* _How to complete this task_:
Every record that follows should be printed verbatim.

(Element data from apps and pages)
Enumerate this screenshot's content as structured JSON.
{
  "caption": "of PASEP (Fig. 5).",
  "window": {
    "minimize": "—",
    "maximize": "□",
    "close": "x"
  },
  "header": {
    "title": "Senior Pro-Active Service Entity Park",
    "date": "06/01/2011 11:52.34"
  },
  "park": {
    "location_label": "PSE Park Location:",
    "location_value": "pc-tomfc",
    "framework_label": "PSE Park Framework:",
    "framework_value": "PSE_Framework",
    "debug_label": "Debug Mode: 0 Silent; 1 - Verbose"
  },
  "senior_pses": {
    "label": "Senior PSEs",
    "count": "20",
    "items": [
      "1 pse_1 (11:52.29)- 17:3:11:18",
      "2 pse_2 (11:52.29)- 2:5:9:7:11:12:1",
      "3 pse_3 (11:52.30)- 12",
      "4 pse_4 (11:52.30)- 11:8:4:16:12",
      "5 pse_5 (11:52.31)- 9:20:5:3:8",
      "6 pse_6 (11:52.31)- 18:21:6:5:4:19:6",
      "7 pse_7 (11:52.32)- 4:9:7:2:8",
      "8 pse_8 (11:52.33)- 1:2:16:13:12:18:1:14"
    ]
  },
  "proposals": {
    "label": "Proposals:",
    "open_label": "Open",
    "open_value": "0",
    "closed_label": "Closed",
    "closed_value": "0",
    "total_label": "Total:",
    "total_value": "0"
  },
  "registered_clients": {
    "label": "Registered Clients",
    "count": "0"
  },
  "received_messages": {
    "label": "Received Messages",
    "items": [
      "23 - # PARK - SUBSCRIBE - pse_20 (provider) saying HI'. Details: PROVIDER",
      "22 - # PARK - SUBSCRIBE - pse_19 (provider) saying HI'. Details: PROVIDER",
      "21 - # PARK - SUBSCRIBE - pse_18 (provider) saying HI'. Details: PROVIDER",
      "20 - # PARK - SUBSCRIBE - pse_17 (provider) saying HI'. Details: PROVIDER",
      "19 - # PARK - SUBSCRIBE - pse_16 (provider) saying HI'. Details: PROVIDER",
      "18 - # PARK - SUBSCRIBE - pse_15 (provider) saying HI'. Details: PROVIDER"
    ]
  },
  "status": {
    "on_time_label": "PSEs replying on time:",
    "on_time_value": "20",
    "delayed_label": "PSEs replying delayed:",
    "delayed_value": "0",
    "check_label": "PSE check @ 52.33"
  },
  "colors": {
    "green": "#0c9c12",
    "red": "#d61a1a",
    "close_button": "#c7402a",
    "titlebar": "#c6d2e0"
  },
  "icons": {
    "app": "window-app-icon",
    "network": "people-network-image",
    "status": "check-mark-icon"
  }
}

* _Exercise response_:
Enumerate this screenshot's content as structured JSON.
{
  "caption": "of PASEP (Fig. 5).",
  "window": {
    "minimize": "—",
    "maximize": "□",
    "close": "x"
  },
  "header": {
    "title": "Senior Pro-Active Service Entity Park",
    "date": "06/01/2011 11:52.34"
  },
  "park": {
    "location_label": "PSE Park Location:",
    "location_value": "pc-tomfc",
    "framework_label": "PSE Park Framework:",
    "framework_value": "PSE_Framework",
    "debug_label": "Debug Mode: 0 Silent; 1 - Verbose"
  },
  "senior_pses": {
    "label": "Senior PSEs",
    "count": "20",
    "items": [
      "1 pse_1 (11:52.29)- 17:3:11:18",
      "2 pse_2 (11:52.29)- 2:5:9:7:11:12:1",
      "3 pse_3 (11:52.30)- 12",
      "4 pse_4 (11:52.30)- 11:8:4:16:12",
      "5 pse_5 (11:52.31)- 9:20:5:3:8",
      "6 pse_6 (11:52.31)- 18:21:6:5:4:19:6",
      "7 pse_7 (11:52.32)- 4:9:7:2:8",
      "8 pse_8 (11:52.33)- 1:2:16:13:12:18:1:14"
    ]
  },
  "proposals": {
    "label": "Proposals:",
    "open_label": "Open",
    "open_value": "0",
    "closed_label": "Closed",
    "closed_value": "0",
    "total_label": "Total:",
    "total_value": "0"
  },
  "registered_clients": {
    "label": "Registered Clients",
    "count": "0"
  },
  "received_messages": {
    "label": "Received Messages",
    "items": [
      "23 - # PARK - SUBSCRIBE - pse_20 (provider) saying HI'. Details: PROVIDER",
      "22 - # PARK - SUBSCRIBE - pse_19 (provider) saying HI'. Details: PROVIDER",
      "21 - # PARK - SUBSCRIBE - pse_18 (provider) saying HI'. Details: PROVIDER",
      "20 - # PARK - SUBSCRIBE - pse_17 (provider) saying HI'. Details: PROVIDER",
      "19 - # PARK - SUBSCRIBE - pse_16 (provider) saying HI'. Details: PROVIDER",
      "18 - # PARK - SUBSCRIBE - pse_15 (provider) saying HI'. Details: PROVIDER"
    ]
  },
  "status": {
    "on_time_label": "PSEs replying on time:",
    "on_time_value": "20",
    "delayed_label": "PSEs replying delayed:",
    "delayed_value": "0",
    "check_label": "PSE check @ 52.33"
  },
  "colors": {
    "green": "#0c9c12",
    "red": "#d61a1a",
    "close_button": "#c7402a",
    "titlebar": "#c6d2e0"
  },
  "icons": {
    "app": "window-app-icon",
    "network": "people-network-image",
    "status": "check-mark-icon"
  }
}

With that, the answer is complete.